Data records:
----------

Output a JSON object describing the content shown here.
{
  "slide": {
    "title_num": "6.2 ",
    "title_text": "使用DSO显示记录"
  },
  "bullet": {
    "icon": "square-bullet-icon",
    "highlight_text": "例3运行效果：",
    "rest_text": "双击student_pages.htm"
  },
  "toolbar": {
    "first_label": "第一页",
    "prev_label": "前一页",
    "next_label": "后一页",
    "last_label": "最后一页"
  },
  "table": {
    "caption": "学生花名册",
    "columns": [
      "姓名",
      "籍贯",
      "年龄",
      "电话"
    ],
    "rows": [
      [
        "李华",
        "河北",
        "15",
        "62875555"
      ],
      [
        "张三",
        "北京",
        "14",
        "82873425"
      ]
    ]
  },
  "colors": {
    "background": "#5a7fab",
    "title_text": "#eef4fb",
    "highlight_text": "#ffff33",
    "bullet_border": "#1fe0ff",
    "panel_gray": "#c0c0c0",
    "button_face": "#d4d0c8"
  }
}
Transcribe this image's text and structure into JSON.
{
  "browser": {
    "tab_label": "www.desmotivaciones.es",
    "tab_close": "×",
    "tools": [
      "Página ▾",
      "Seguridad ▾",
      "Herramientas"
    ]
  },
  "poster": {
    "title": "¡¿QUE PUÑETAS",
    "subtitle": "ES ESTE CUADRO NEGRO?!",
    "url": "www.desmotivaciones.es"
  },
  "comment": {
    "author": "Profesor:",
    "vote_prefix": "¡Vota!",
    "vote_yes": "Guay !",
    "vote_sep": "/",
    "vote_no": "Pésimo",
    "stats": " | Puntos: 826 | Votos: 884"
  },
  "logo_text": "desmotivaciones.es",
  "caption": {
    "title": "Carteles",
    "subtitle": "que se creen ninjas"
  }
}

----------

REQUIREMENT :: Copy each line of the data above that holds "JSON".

EXERCISE OUTPUT ::
Output a JSON object describing the content shown here.
Transcribe this image's text and structure into JSON.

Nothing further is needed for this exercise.